TASK DETAILS:
Report every line of the records beneath this task that holds the string "image".

RAW DATA:
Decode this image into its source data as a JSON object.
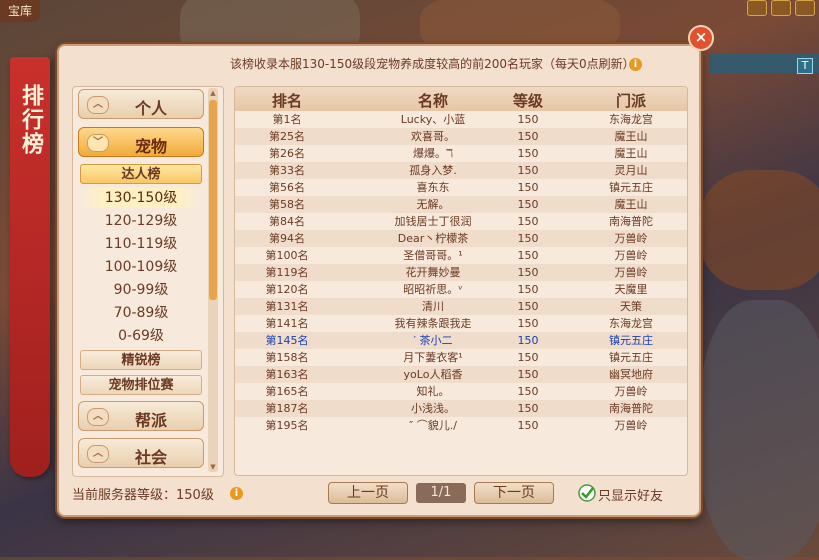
{
  "top_tag": "宝库",
  "t_chip": "T",
  "close_label": "×",
  "banner_title": "排行榜",
  "notice": "该榜收录本服130-150级段宠物养成度较高的前200名玩家（每天0点刷新）",
  "info_glyph": "i",
  "categories": {
    "personal": "个人",
    "pet": "宠物",
    "guild": "帮派",
    "social": "社会"
  },
  "pet_sub": {
    "expert": "达人榜",
    "elite": "精锐榜",
    "tournament": "宠物排位赛"
  },
  "levels": [
    "130-150级",
    "120-129级",
    "110-119级",
    "100-109级",
    "90-99级",
    "70-89级",
    "0-69级"
  ],
  "table": {
    "headers": [
      "排名",
      "名称",
      "等级",
      "门派"
    ],
    "rows": [
      [
        "第1名",
        "Lucky、小蓝",
        "150",
        "东海龙宫"
      ],
      [
        "第25名",
        "欢喜哥。",
        "150",
        "魔王山"
      ],
      [
        "第26名",
        "爆爆。ℸ",
        "150",
        "魔王山"
      ],
      [
        "第33名",
        "孤身入梦.",
        "150",
        "灵月山"
      ],
      [
        "第56名",
        "喜东东",
        "150",
        "镇元五庄"
      ],
      [
        "第58名",
        "无解。",
        "150",
        "魔王山"
      ],
      [
        "第84名",
        "加钱居士丁很润",
        "150",
        "南海普陀"
      ],
      [
        "第94名",
        "Dear丶柠檬茶",
        "150",
        "万兽岭"
      ],
      [
        "第100名",
        "圣僧哥哥。¹",
        "150",
        "万兽岭"
      ],
      [
        "第119名",
        "花开舞妙曼",
        "150",
        "万兽岭"
      ],
      [
        "第120名",
        "昭昭祈思。ᵛ",
        "150",
        "天魔里"
      ],
      [
        "第131名",
        "清川",
        "150",
        "天策"
      ],
      [
        "第141名",
        "我有辣条跟我走",
        "150",
        "东海龙宫"
      ],
      [
        "第145名",
        "′ 茶小二",
        "150",
        "镇元五庄"
      ],
      [
        "第158名",
        "月下萋衣客¹",
        "150",
        "镇元五庄"
      ],
      [
        "第163名",
        "yoLo人稻香",
        "150",
        "幽冥地府"
      ],
      [
        "第165名",
        "知礼。",
        "150",
        "万兽岭"
      ],
      [
        "第187名",
        "小浅浅。",
        "150",
        "南海普陀"
      ],
      [
        "第195名",
        "″ ⌒貌儿./",
        "150",
        "万兽岭"
      ]
    ],
    "highlight_row": 13
  },
  "footer": {
    "server_level": "当前服务器等级：150级",
    "prev": "上一页",
    "page": "1/1",
    "next": "下一页",
    "friends_only": "只显示好友"
  },
  "colors": {
    "accent": "#f2a93a",
    "highlight_text": "#1a3fb0",
    "banner_red": "#c9302c"
  }
}
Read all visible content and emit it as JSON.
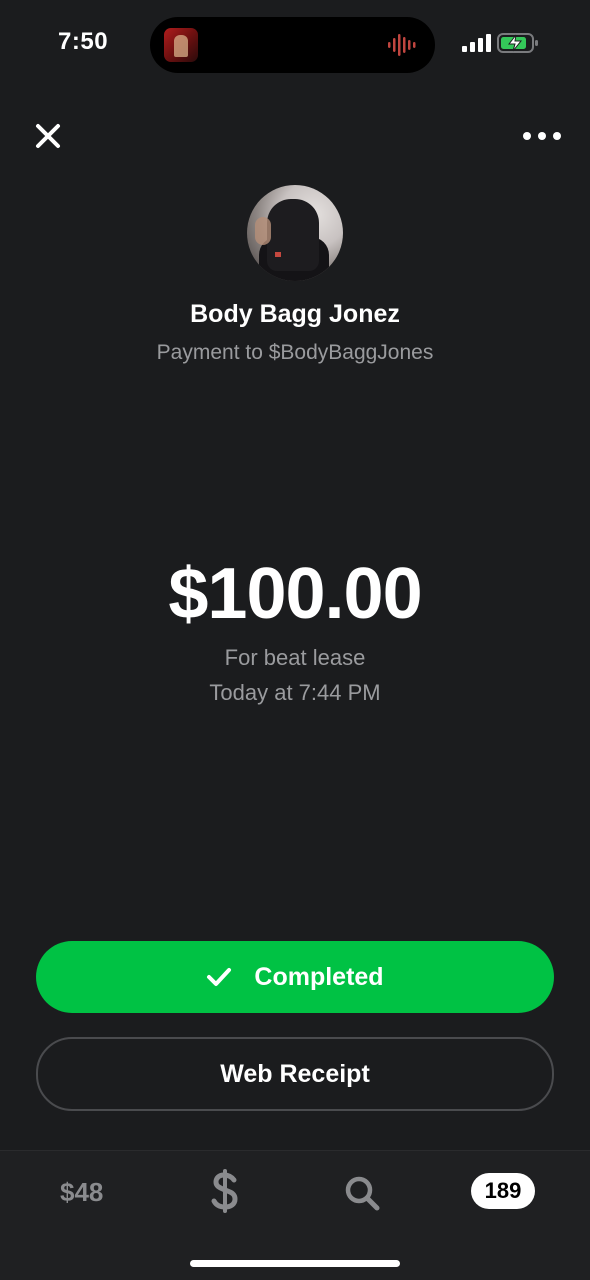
{
  "status_bar": {
    "time": "7:50",
    "icons": [
      "now-playing-art-icon",
      "audio-wave-icon",
      "cellular-signal-icon",
      "battery-charging-icon"
    ]
  },
  "header": {
    "close_icon": "close-icon",
    "more_icon": "more-options-icon"
  },
  "profile": {
    "name": "Body Bagg Jonez",
    "subtitle": "Payment to $BodyBaggJones"
  },
  "payment": {
    "amount": "$100.00",
    "note": "For beat lease",
    "timestamp": "Today at 7:44 PM"
  },
  "actions": {
    "status_label": "Completed",
    "status_icon": "checkmark-icon",
    "receipt_label": "Web Receipt"
  },
  "tab_bar": {
    "balance": "$48",
    "pay_icon": "dollar-icon",
    "search_icon": "search-icon",
    "activity_count": "189"
  },
  "colors": {
    "background": "#1b1c1e",
    "accent_green": "#00c244",
    "secondary_text": "#9a9b9e"
  }
}
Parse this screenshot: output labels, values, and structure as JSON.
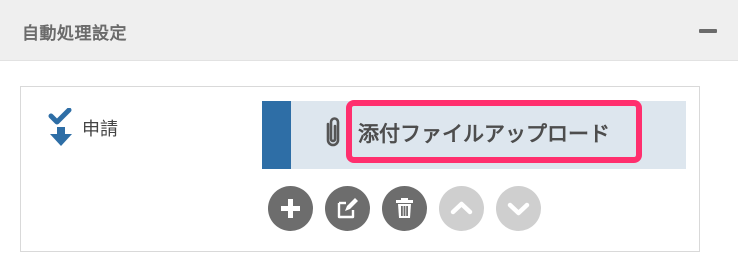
{
  "panel": {
    "title": "自動処理設定",
    "collapse_icon": "minus-icon"
  },
  "step": {
    "label": "申請",
    "icon": "arrow-down-check-icon"
  },
  "action": {
    "label": "添付ファイルアップロード",
    "icon": "paperclip-icon",
    "highlighted": true,
    "highlight_color": "#ff2f6e",
    "accent_color": "#2e6ea6"
  },
  "controls": [
    {
      "name": "add",
      "icon": "plus-icon",
      "enabled": true
    },
    {
      "name": "edit",
      "icon": "edit-icon",
      "enabled": true
    },
    {
      "name": "delete",
      "icon": "trash-icon",
      "enabled": true
    },
    {
      "name": "move-up",
      "icon": "chevron-up-icon",
      "enabled": false
    },
    {
      "name": "move-down",
      "icon": "chevron-down-icon",
      "enabled": false
    }
  ]
}
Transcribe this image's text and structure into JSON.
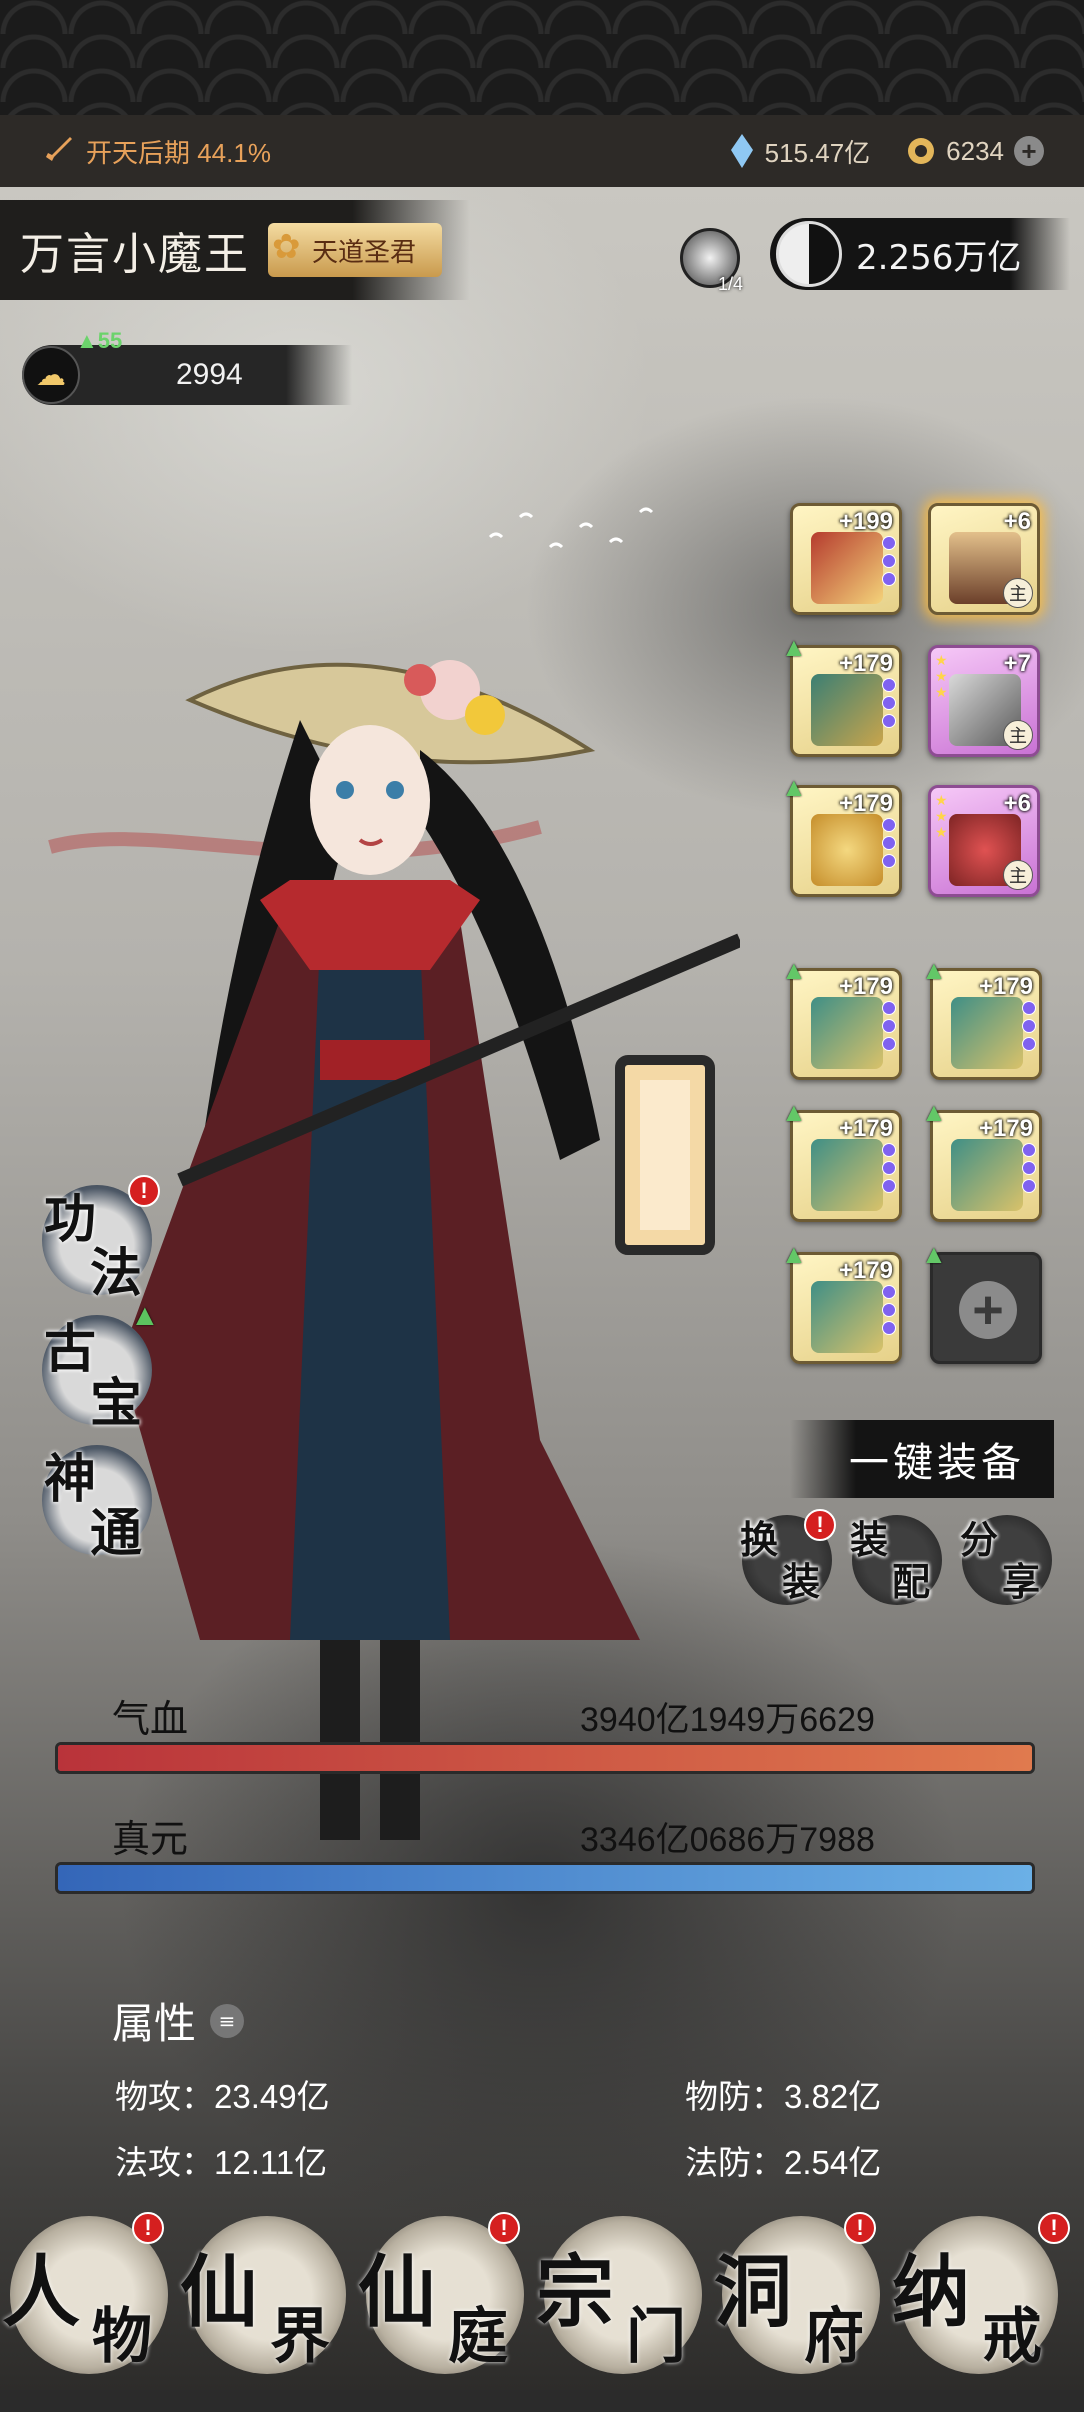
{
  "resources": {
    "realm": "开天后期 44.1%",
    "crystal": "515.47亿",
    "coins": "6234"
  },
  "player": {
    "name": "万言小魔王",
    "title_badge": "天道圣君",
    "stage": "1/4",
    "power": "2.256万亿",
    "level_up_count": "55",
    "level_value": "2994"
  },
  "equipment": [
    {
      "level": "+199",
      "main": ""
    },
    {
      "level": "+6",
      "main": "主"
    },
    {
      "level": "+179",
      "main": ""
    },
    {
      "level": "+7",
      "main": "主"
    },
    {
      "level": "+179",
      "main": ""
    },
    {
      "level": "+6",
      "main": "主"
    },
    {
      "level": "+179",
      "main": ""
    },
    {
      "level": "+179",
      "main": ""
    },
    {
      "level": "+179",
      "main": ""
    },
    {
      "level": "+179",
      "main": ""
    },
    {
      "level": "+179",
      "main": ""
    }
  ],
  "left_menu": {
    "gongfa": [
      "功",
      "法"
    ],
    "gubao": [
      "古",
      "宝"
    ],
    "shentong": [
      "神",
      "通"
    ]
  },
  "actions": {
    "one_key": "一键装备",
    "swap": [
      "换",
      "装"
    ],
    "config": [
      "装",
      "配"
    ],
    "share": [
      "分",
      "享"
    ]
  },
  "stats": {
    "hp_label": "气血",
    "hp_value": "3940亿1949万6629",
    "mp_label": "真元",
    "mp_value": "3346亿0686万7988"
  },
  "attributes": {
    "title": "属性",
    "phys_atk": "物攻：23.49亿",
    "phys_def": "物防：3.82亿",
    "mag_atk": "法攻：12.11亿",
    "mag_def": "法防：2.54亿"
  },
  "nav": [
    {
      "a": "人",
      "b": "物"
    },
    {
      "a": "仙",
      "b": "界"
    },
    {
      "a": "仙",
      "b": "庭"
    },
    {
      "a": "宗",
      "b": "门"
    },
    {
      "a": "洞",
      "b": "府"
    },
    {
      "a": "纳",
      "b": "戒"
    }
  ],
  "colors": {
    "hp_fill": "#c2413c",
    "mp_fill": "#3f7fcf",
    "badge": "#d51f1f"
  }
}
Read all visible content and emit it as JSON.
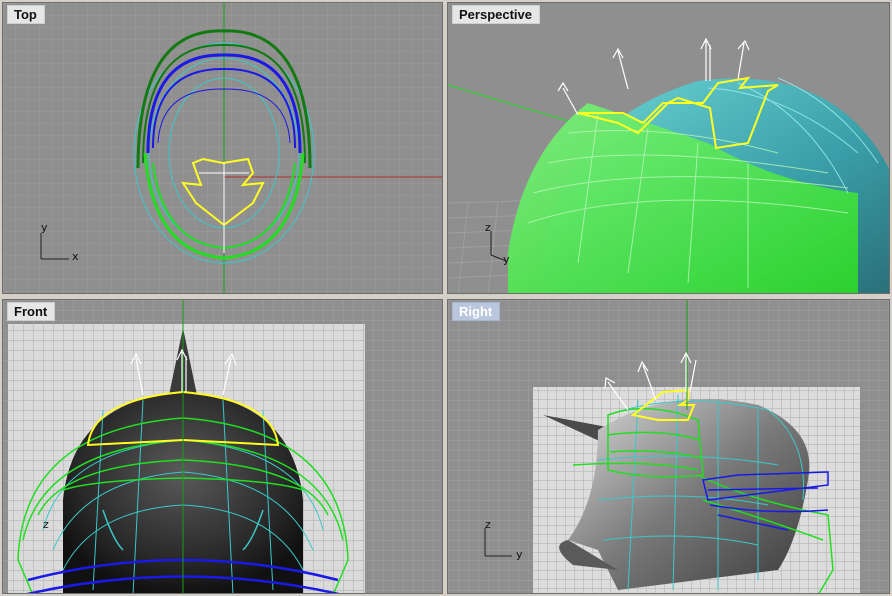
{
  "viewports": {
    "top": {
      "title": "Top",
      "axis_x": "x",
      "axis_y": "y"
    },
    "perspective": {
      "title": "Perspective",
      "axis_y": "y",
      "axis_z": "z"
    },
    "front": {
      "title": "Front",
      "axis_z": "z"
    },
    "right": {
      "title": "Right",
      "axis_y": "y",
      "axis_z": "z"
    }
  },
  "active_viewport": "Right",
  "colors": {
    "background": "#8f8f8f",
    "grid": "#9c9c9c",
    "curve_green": "#22dd22",
    "curve_blue": "#1a1ae6",
    "curve_cyan": "#3cc8c8",
    "curve_yellow": "#ffff22",
    "axis_green": "#1a9c1a",
    "axis_red": "#b03030"
  }
}
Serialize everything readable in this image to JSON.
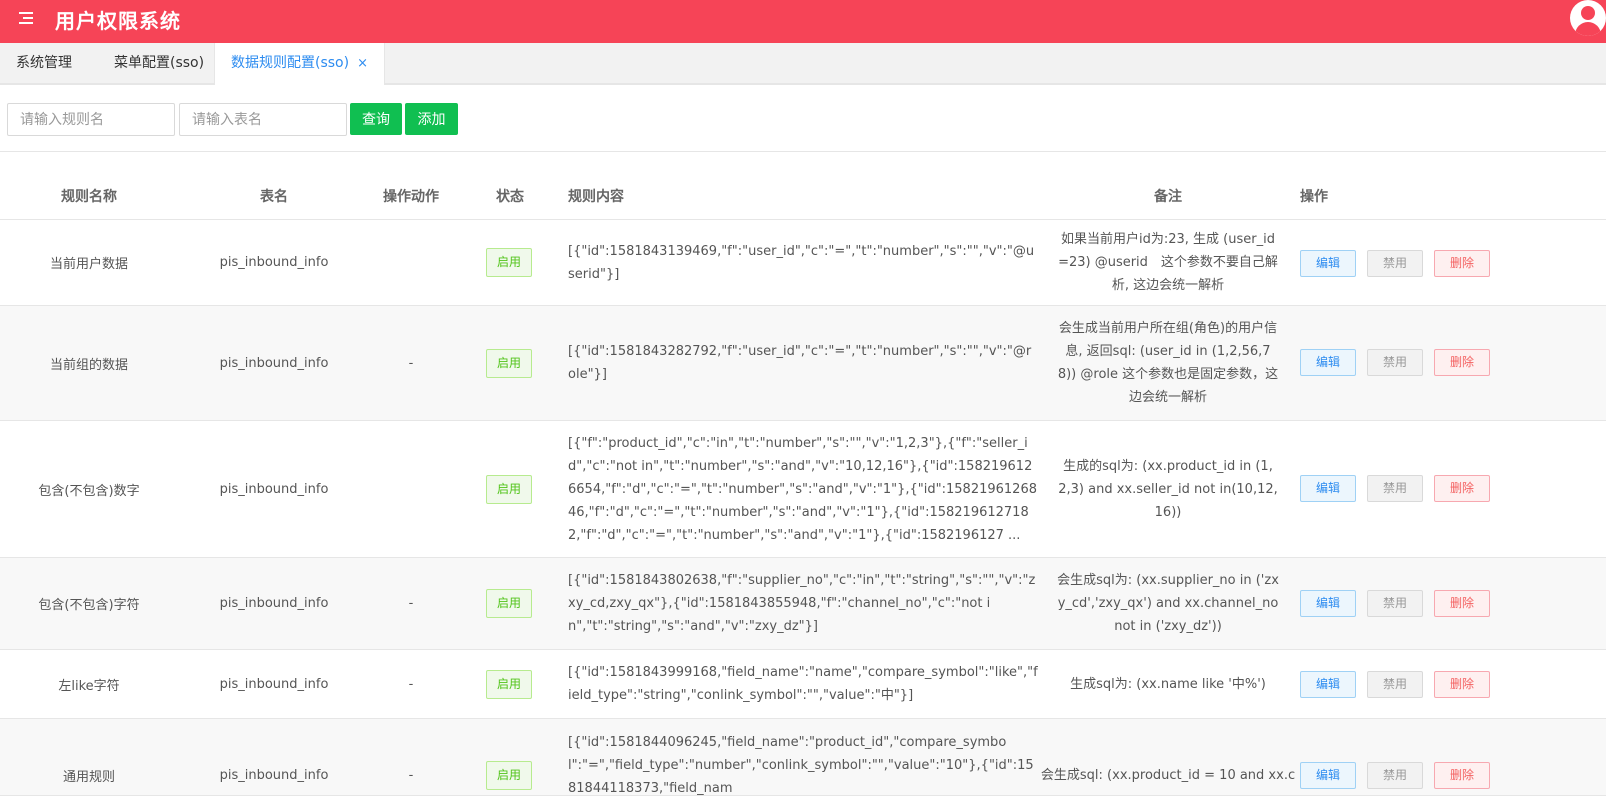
{
  "header": {
    "title": "用户权限系统"
  },
  "tabs": [
    {
      "label": "系统管理"
    },
    {
      "label": "菜单配置(sso)"
    },
    {
      "label": "数据规则配置(sso)",
      "close": "×"
    }
  ],
  "search": {
    "rule_placeholder": "请输入规则名",
    "table_placeholder": "请输入表名",
    "query_label": "查询",
    "add_label": "添加"
  },
  "table": {
    "headers": [
      "规则名称",
      "表名",
      "操作动作",
      "状态",
      "规则内容",
      "备注",
      "操作"
    ],
    "actions": {
      "edit": "编辑",
      "disable": "禁用",
      "delete": "删除"
    },
    "rows": [
      {
        "name": "当前用户数据",
        "table": "pis_inbound_info",
        "action": "",
        "status": "启用",
        "content": "[{\"id\":1581843139469,\"f\":\"user_id\",\"c\":\"=\",\"t\":\"number\",\"s\":\"\",\"v\":\"@userid\"}]",
        "remark": "如果当前用户id为:23, 生成 (user_id=23) @userid　这个参数不要自己解析, 这边会统一解析"
      },
      {
        "name": "当前组的数据",
        "table": "pis_inbound_info",
        "action": "-",
        "status": "启用",
        "content": "[{\"id\":1581843282792,\"f\":\"user_id\",\"c\":\"=\",\"t\":\"number\",\"s\":\"\",\"v\":\"@role\"}]",
        "remark": "会生成当前用户所在组(角色)的用户信息, 返回sql: (user_id in (1,2,56,78)) @role 这个参数也是固定参数，这边会统一解析"
      },
      {
        "name": "包含(不包含)数字",
        "table": "pis_inbound_info",
        "action": "",
        "status": "启用",
        "content": "[{\"f\":\"product_id\",\"c\":\"in\",\"t\":\"number\",\"s\":\"\",\"v\":\"1,2,3\"},{\"f\":\"seller_id\",\"c\":\"not in\",\"t\":\"number\",\"s\":\"and\",\"v\":\"10,12,16\"},{\"id\":1582196126654,\"f\":\"d\",\"c\":\"=\",\"t\":\"number\",\"s\":\"and\",\"v\":\"1\"},{\"id\":1582196126846,\"f\":\"d\",\"c\":\"=\",\"t\":\"number\",\"s\":\"and\",\"v\":\"1\"},{\"id\":1582196127182,\"f\":\"d\",\"c\":\"=\",\"t\":\"number\",\"s\":\"and\",\"v\":\"1\"},{\"id\":1582196127 ...",
        "remark": "生成的sql为: (xx.product_id in (1,2,3) and xx.seller_id not in(10,12,16))"
      },
      {
        "name": "包含(不包含)字符",
        "table": "pis_inbound_info",
        "action": "-",
        "status": "启用",
        "content": "[{\"id\":1581843802638,\"f\":\"supplier_no\",\"c\":\"in\",\"t\":\"string\",\"s\":\"\",\"v\":\"zxy_cd,zxy_qx\"},{\"id\":1581843855948,\"f\":\"channel_no\",\"c\":\"not in\",\"t\":\"string\",\"s\":\"and\",\"v\":\"zxy_dz\"}]",
        "remark": "会生成sql为: (xx.supplier_no in ('zxy_cd','zxy_qx') and xx.channel_no not in ('zxy_dz'))"
      },
      {
        "name": "左like字符",
        "table": "pis_inbound_info",
        "action": "-",
        "status": "启用",
        "content": "[{\"id\":1581843999168,\"field_name\":\"name\",\"compare_symbol\":\"like\",\"field_type\":\"string\",\"conlink_symbol\":\"\",\"value\":\"中\"}]",
        "remark": "生成sql为: (xx.name like '中%')"
      },
      {
        "name": "通用规则",
        "table": "pis_inbound_info",
        "action": "-",
        "status": "启用",
        "content": "[{\"id\":1581844096245,\"field_name\":\"product_id\",\"compare_symbol\":\"=\",\"field_type\":\"number\",\"conlink_symbol\":\"\",\"value\":\"10\"},{\"id\":1581844118373,\"field_nam",
        "remark": "会生成sql: (xx.product_id = 10 and xx.c"
      }
    ]
  }
}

ANSWER TO THIS EXERCISE:
Decode this image into its source data as a JSON object.
Transcribe this image's text and structure into JSON.
Serialize everything readable in this image to JSON.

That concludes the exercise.